“Why are you going? Don’t go!”
Jun 04, 2013
We just finished a medical mission in the province of Bukidnon, Philippines. My friend and fellow anaesthetist looked at me incredulously after learning that I accepted a medical assignment to Pakistan with MSF.
Both of us had been to many medical missions before in rural places in Philippines, to name a few Tuguegarao, Vigan, La Union, Lingayen, Iba, Daet, Baler, Antique, Palawan, Capiz, Dipolog, Zamboanga; squeezing in the time between our private clinical practices. The surgeons I work with knew very well that I am always out on a mission, so they always start their phone call with “Are you in Manila? Are you even in the Philippines?” They knew that I have an adventurous spirit and a passion for volunteering.
But my work with MSF is my first time outside of my country, and in a long period of time. Usually, I am gone only for less than a week. This time, it would take two months in a strange land.
I went to Timergara, a deceptively quiet bucolic place nestled in the mountains of northwestern Pakistan.
MSF is the only international organisation working in the area of northern Pakistan, not far from the Afghan border.
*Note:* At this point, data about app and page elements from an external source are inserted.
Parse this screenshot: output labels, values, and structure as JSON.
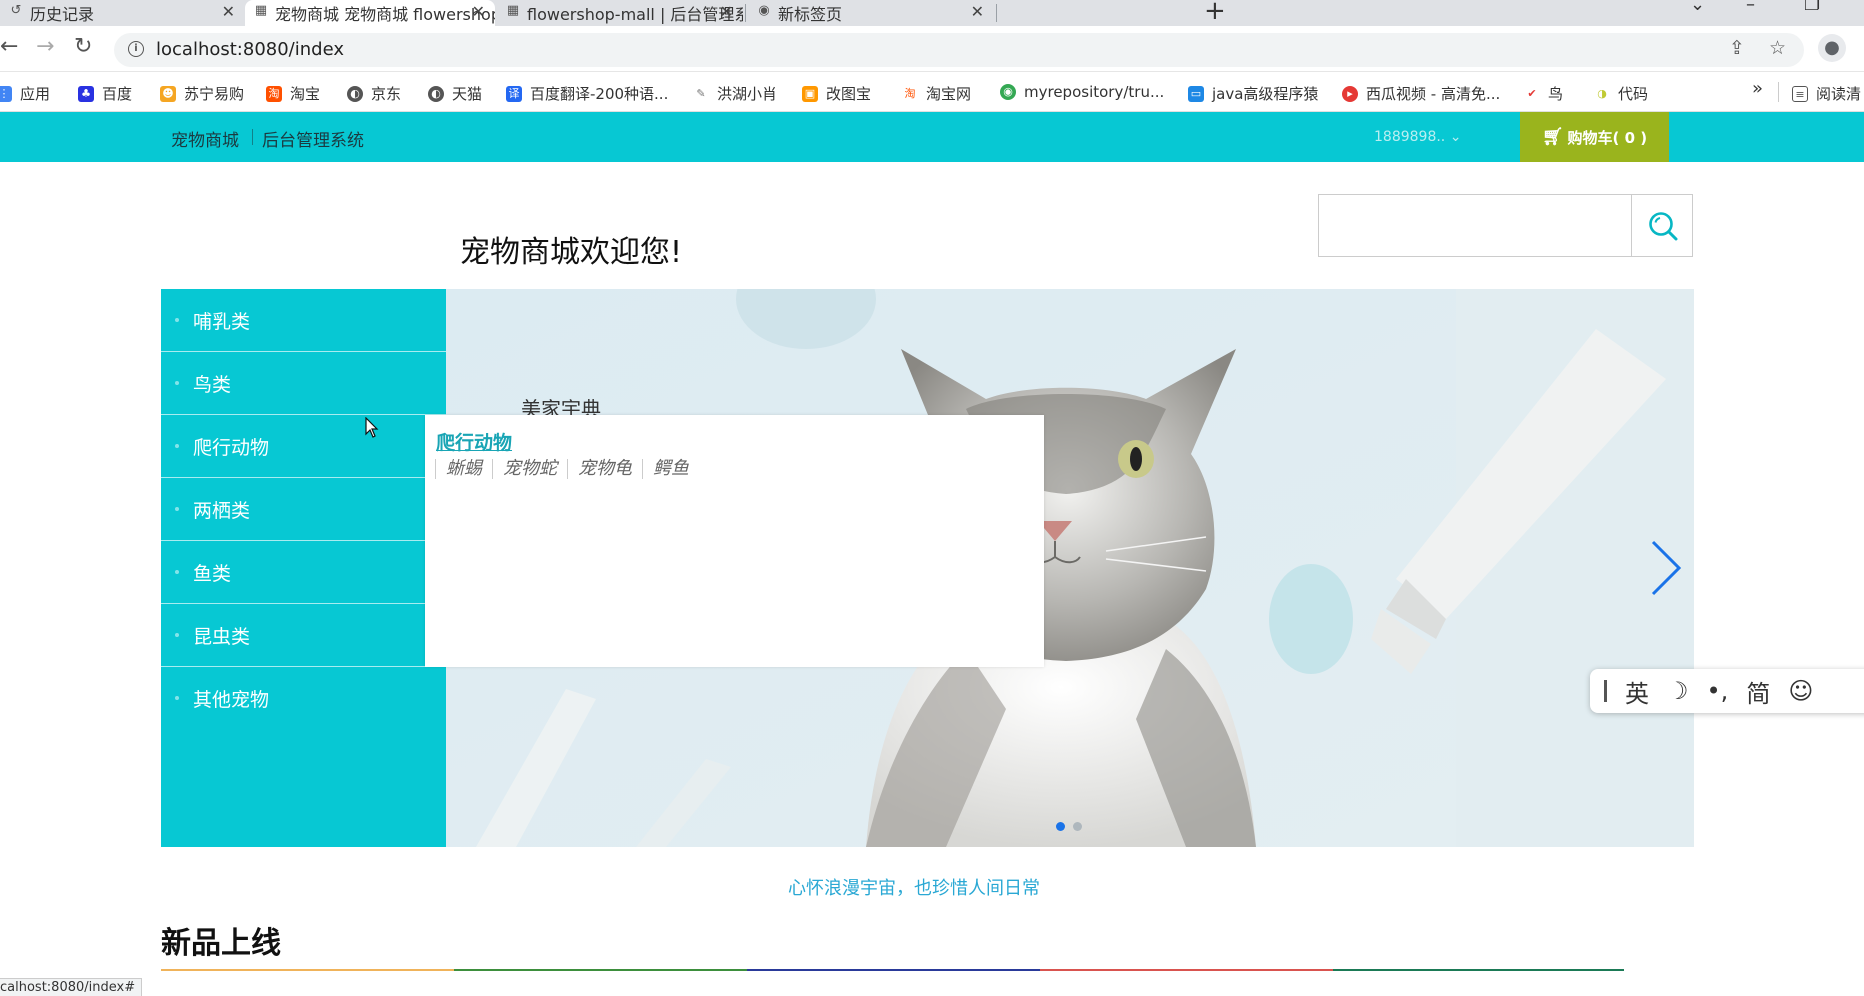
{
  "browser": {
    "tabs": [
      {
        "title": "历史记录",
        "close": "✕"
      },
      {
        "title": "宠物商城 宠物商城 flowershop",
        "close": "✕"
      },
      {
        "title": "flowershop-mall | 后台管理系统",
        "close": "✕"
      },
      {
        "title": "新标签页",
        "close": "✕"
      }
    ],
    "new_tab": "+",
    "url": "localhost:8080/index",
    "bookmarks": [
      {
        "label": "应用",
        "icon": "apps-grid-icon",
        "color": "#4285f4"
      },
      {
        "label": "百度",
        "icon": "baidu-paw-icon",
        "color": "#2932e1"
      },
      {
        "label": "苏宁易购",
        "icon": "suning-icon",
        "color": "#f5a623"
      },
      {
        "label": "淘宝",
        "icon": "taobao-icon",
        "color": "#ff5000"
      },
      {
        "label": "京东",
        "icon": "globe-icon",
        "color": "#555555"
      },
      {
        "label": "天猫",
        "icon": "globe-icon",
        "color": "#555555"
      },
      {
        "label": "百度翻译-200种语...",
        "icon": "translate-icon",
        "color": "#2468f2"
      },
      {
        "label": "洪湖小肖",
        "icon": "feather-icon",
        "color": "#777777"
      },
      {
        "label": "改图宝",
        "icon": "gaitubao-icon",
        "color": "#ff9800"
      },
      {
        "label": "淘宝网",
        "icon": "taobao-icon",
        "color": "#ff5000"
      },
      {
        "label": "myrepository/tru...",
        "icon": "chrome-icon",
        "color": "#34a853"
      },
      {
        "label": "java高级程序猿",
        "icon": "bilibili-icon",
        "color": "#1e88e5"
      },
      {
        "label": "西瓜视频 - 高清免...",
        "icon": "xigua-icon",
        "color": "#e53935"
      },
      {
        "label": "鸟",
        "icon": "bird-icon",
        "color": "#e53935"
      },
      {
        "label": "代码",
        "icon": "leaf-icon",
        "color": "#c0ca33"
      },
      {
        "label": "阅读清",
        "icon": "reading-list-icon",
        "color": "#555555"
      }
    ],
    "more_bookmarks": "»",
    "status_url": "calhost:8080/index#"
  },
  "site": {
    "nav_home": "宠物商城",
    "nav_admin": "后台管理系统",
    "user_phone": "1889898..",
    "cart_label": "购物车( 0 )",
    "welcome": "宠物商城欢迎您!",
    "search_placeholder": ""
  },
  "categories": [
    {
      "label": "哺乳类"
    },
    {
      "label": "鸟类"
    },
    {
      "label": "爬行动物"
    },
    {
      "label": "两栖类"
    },
    {
      "label": "鱼类"
    },
    {
      "label": "昆虫类"
    },
    {
      "label": "其他宠物"
    }
  ],
  "submenu": {
    "title": "爬行动物",
    "items": [
      "蜥蜴",
      "宠物蛇",
      "宠物龟",
      "鳄鱼"
    ]
  },
  "banner": {
    "caption": "美家宇典",
    "slides": 2,
    "active_slide": 1
  },
  "ime": {
    "items": [
      "英",
      "☽",
      "•,",
      "简",
      "☺"
    ]
  },
  "slogan": "心怀浪漫宇宙，也珍惜人间日常",
  "section_title": "新品上线",
  "colors": {
    "accent": "#07c8d3",
    "cart_bg": "#9ab41d",
    "link": "#19a5b5",
    "slogan": "#2aa8d4"
  }
}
We try to live by local cultures and customs. MSF respects all creeds, all religions. This is the reason why we attire ourselves in traditional dress and why we adhere to the rules of behaviour even if it may be different to our own.
During my stay in Timergara, I reassured my friends at home that MSF has many tight security protocols in place. It is true. The biggest protection one can afford is through individual awareness and compliance with the security rules. And while MSF rests upon the courage and passion of its individual members, everyone has to work together to make the project a success.
While I was there, I shared my anesthesia duties with another Filipino anesthesiologist, Dr. Emily Guerrero. Every day we were expected to be ready for any emergencies in the Operating Theater (OT). We got to know a lot of the Pakistani MSF staff while we prepared medications and equipment, and we often sat down with them for discussions and lectures. We also did rounds in the emergency room (ER), maternity and child health care (MCH) center, and the male and female postoperative wards (POWs).
Most of the male patients were trauma victims from vehicular accidents, falls, and the occasional gunshot wound from domestic scuffles. Once, we received a 23-year-old man who had been walking the goats in the mountains. One of the goats stepped on a landmine, and the man received the blast in his face and arms. He survived, but his hands had to be amputated and both his eyes were blinded.